Transcendental Tradition (part two)

In the previous post, I pointed out some (but not all) of the problems when Calvinists rely on transcendental reasoning in apologetics.    While the argument may not be sound in the end, the TAG does work well (practically) against crass materialists and moral relativists.

One of the questions that was always raised in Bahnsen’s seminars concerned using TAG against groups that have their own religious texts (and make ultimate truth claims):   Catholics, Orthodox, Muslims, and Mormons (while I hate to admit it, Gerry Matatics scored huge points on Bahnsen on this very issue).

On transcendental grounds, what’s to stop the Mormon from claiming that the works of Joseph Smith provide the preconditions for intelligibility?

The TA says you cannot know y unless you presuppose x. X provides the preconditions for intelligibility for y:

  1. You cannot know the Bible’s contents without the canon.
  2. Yet, the Bible doesn’t list the contents of the canon (and probably doesn’t even presuppose the concept of a New Testament canon).
  3. Therefore, to know the Bible’s contents, you must first presuppose the Church.

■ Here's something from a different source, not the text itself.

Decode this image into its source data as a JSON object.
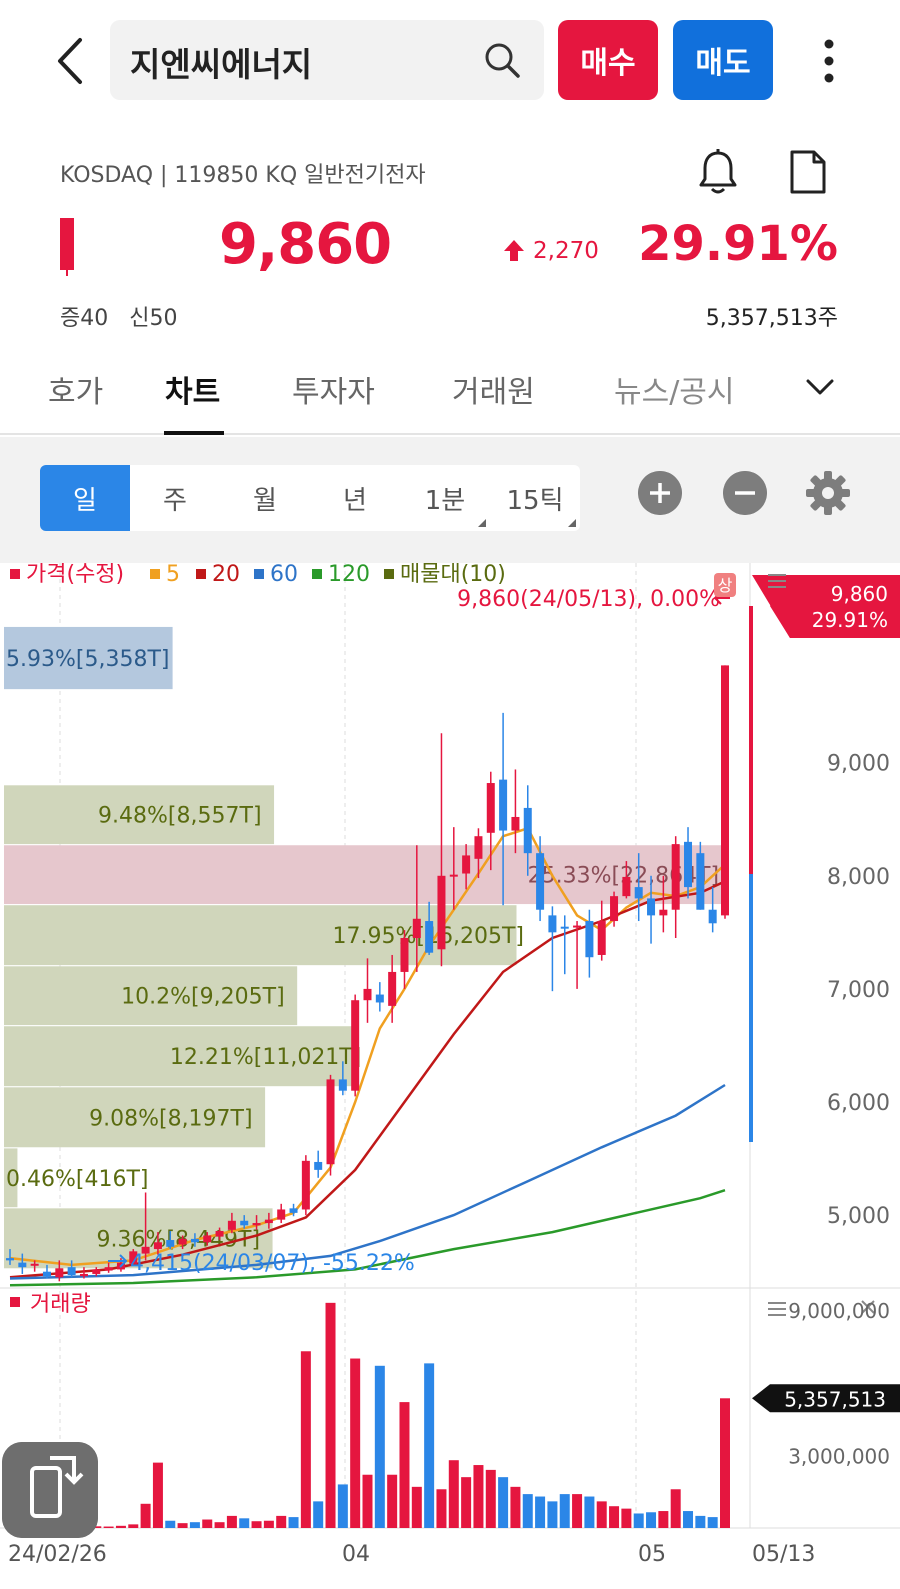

In fact, the Bible says something like that.

Addendum:  Bahnsen’s article on the canon:

I just read Bahnsen’s article on the canon.   I was a little nervous at first, trembling before the authority of the great teacher.   Unfortunately, Bahnsen didn’t say anything new on canonical studies, and the only real points that hard any force were the quotations by some fathers that acknowledged the Apocrypha as of a different category as the rest of Scripture.

However, Lee McDonald’s book on the canon calls into question almost all of Bahnsen’s arguments:  Jamnia was not the final word on “Old Testament Canoncity” (and even if it were, so what?  These guys murdered Christ and said the Prophet Isaiah is in hell), and the early fathers weren’t too worked up about a canon (see Ignatius).